The provision of powerful computing performance is a key requisite for the implementation of complex systems and applications in science and technology. Today, high-performance computers generally take the shape of parallel computers. In such systems, a complex task is not processed by one single computer, but by several computers simultaneously. These share the workload in a similar way to an assembly line or a large company with different business areas. The parallel computing performance can be produced both by a single computer, comprised of several processors, and by several computers, that are distributed at differents sites and communicating with each other.
The analysis and design of efficient parallel and distributed computer architectures, the development of powerful methods of implementing applications on those systems, and implementing prototypes of those applications are essentially the areas covered by the "Parallel Computing" research area.

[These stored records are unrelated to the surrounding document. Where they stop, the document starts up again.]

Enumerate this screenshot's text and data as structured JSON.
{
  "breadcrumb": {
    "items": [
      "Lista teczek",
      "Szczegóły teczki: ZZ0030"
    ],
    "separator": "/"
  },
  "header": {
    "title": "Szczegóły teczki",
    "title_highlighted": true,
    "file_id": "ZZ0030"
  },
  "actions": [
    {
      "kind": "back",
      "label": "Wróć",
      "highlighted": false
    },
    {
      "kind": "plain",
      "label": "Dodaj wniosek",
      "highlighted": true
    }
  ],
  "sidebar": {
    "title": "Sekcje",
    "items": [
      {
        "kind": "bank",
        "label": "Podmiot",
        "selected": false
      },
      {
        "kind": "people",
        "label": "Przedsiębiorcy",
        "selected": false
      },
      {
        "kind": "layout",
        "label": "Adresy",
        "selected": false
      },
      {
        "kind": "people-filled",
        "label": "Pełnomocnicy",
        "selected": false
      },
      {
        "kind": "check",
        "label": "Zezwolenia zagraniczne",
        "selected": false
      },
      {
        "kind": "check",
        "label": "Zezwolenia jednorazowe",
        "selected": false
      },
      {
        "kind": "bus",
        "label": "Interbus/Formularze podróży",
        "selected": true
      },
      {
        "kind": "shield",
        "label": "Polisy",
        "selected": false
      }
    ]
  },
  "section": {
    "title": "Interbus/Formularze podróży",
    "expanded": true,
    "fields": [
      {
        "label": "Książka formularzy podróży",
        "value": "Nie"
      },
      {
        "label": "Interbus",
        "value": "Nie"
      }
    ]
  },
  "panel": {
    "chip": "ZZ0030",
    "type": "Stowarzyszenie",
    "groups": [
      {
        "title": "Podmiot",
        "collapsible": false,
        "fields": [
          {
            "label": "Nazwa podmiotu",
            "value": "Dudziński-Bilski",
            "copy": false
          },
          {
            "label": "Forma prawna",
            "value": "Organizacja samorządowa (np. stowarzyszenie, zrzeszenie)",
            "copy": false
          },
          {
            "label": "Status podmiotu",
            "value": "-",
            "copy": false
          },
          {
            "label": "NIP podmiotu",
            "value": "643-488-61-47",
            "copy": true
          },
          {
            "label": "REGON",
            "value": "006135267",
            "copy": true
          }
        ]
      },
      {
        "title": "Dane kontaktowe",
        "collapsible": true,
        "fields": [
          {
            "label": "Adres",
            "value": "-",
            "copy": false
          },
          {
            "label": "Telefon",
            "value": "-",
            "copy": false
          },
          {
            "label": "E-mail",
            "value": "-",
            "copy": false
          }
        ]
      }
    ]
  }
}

One major field of applications is that of computer simulation by parallel computers. Expensive and time-consuming test series, or dangerous experiments, can increasingly be replaced by computer simulations. The visualisation of 3-dimensional objects in real-time is of enormous relevance both to computer simulation and to a wide range of other applications. The necessary computing power can only be provided by means of scalable parallel computers. Such great computing power is also needed for solving decision-making problems in a wide variety of planning issues such as how valuable resources can be saved or systems used more efficiently in traffic regulation. The methods, we develop, are especially tested in the field of parallel chess programming. The Paderborn chess program P.ConNers was the first chess program in the world to win an official Grandmaster chess tournament (July 2000). Applications using parallel and distributed computing are also found in the field of networked multimedia systems, where memory and computing performance is made available "on demand".
Against this background; our main research areas are:
- The theoretical fundamentals of parallel computing;
- the architecture and operation of parallel and distributed computing systems;
- the use of parallel computing to solve complex problems in science and technology.
With our teaching programs we aim to provide the students with sound know how, that is close to research, in the field of Parallel Computing, with comprised skills for practical use and with experiences in real projects.